DATA RECORDS:

****************

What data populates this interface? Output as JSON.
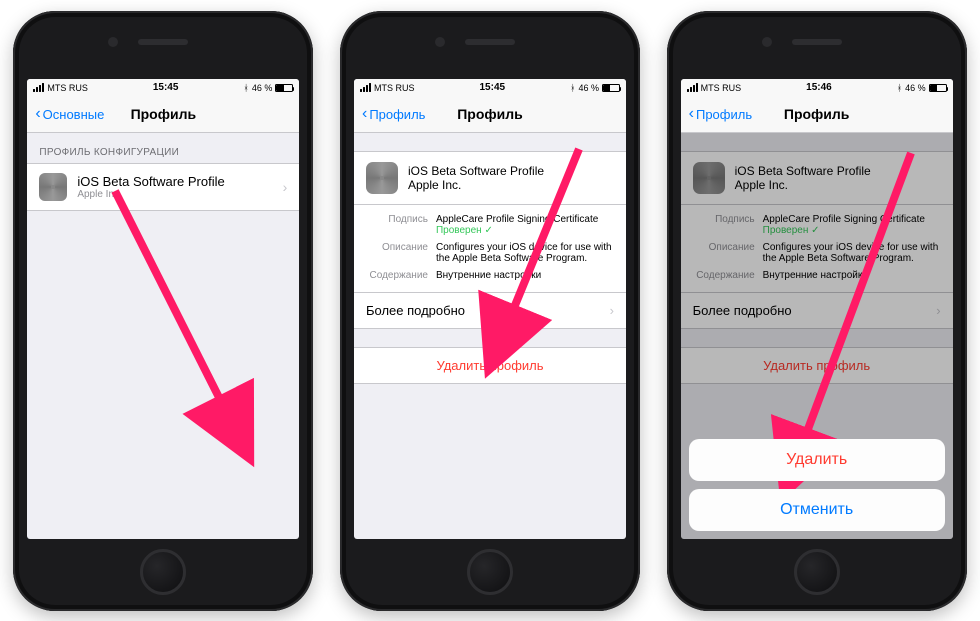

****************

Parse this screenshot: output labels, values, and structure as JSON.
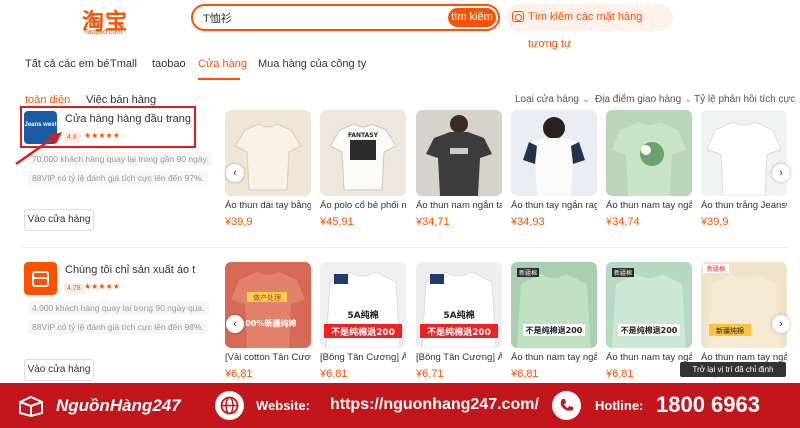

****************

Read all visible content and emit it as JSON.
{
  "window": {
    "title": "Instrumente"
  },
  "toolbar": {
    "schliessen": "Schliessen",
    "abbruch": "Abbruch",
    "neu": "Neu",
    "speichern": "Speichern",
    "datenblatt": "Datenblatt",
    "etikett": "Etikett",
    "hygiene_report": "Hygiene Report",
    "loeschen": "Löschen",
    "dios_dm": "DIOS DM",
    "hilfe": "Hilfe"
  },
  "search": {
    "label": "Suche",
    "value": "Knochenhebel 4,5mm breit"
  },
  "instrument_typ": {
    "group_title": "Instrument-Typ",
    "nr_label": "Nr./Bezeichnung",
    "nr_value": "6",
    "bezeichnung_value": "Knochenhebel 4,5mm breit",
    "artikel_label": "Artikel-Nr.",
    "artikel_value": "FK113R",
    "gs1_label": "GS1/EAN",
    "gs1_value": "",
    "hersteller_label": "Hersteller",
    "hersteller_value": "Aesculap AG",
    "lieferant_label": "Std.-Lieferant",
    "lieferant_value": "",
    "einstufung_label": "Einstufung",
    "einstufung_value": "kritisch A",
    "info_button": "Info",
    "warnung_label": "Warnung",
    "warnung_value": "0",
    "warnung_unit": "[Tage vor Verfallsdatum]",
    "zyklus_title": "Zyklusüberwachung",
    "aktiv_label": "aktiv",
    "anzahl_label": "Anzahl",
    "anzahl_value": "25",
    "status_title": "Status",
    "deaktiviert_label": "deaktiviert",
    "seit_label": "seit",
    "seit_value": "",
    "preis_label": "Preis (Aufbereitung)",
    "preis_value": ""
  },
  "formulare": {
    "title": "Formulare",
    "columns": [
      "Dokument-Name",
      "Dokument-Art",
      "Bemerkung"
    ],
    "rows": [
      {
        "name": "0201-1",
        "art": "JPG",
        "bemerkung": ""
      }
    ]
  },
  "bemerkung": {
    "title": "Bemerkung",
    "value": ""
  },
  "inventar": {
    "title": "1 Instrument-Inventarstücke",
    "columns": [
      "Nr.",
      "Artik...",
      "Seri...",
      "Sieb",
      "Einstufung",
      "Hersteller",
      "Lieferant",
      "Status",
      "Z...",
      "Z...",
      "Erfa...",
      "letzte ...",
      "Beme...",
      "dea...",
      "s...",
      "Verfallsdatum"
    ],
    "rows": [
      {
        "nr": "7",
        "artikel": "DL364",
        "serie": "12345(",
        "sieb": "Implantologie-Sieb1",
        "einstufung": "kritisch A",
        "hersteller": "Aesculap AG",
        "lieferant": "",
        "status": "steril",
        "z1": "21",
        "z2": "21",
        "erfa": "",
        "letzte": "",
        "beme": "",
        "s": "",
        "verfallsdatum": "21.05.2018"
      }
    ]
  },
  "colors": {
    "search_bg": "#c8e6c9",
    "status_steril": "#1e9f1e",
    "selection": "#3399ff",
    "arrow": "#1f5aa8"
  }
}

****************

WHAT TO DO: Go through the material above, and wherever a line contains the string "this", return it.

FINISHED EXERCISE:
What data populates this interface? Output as JSON.
Parse this screenshot: output labels, values, and structure as JSON.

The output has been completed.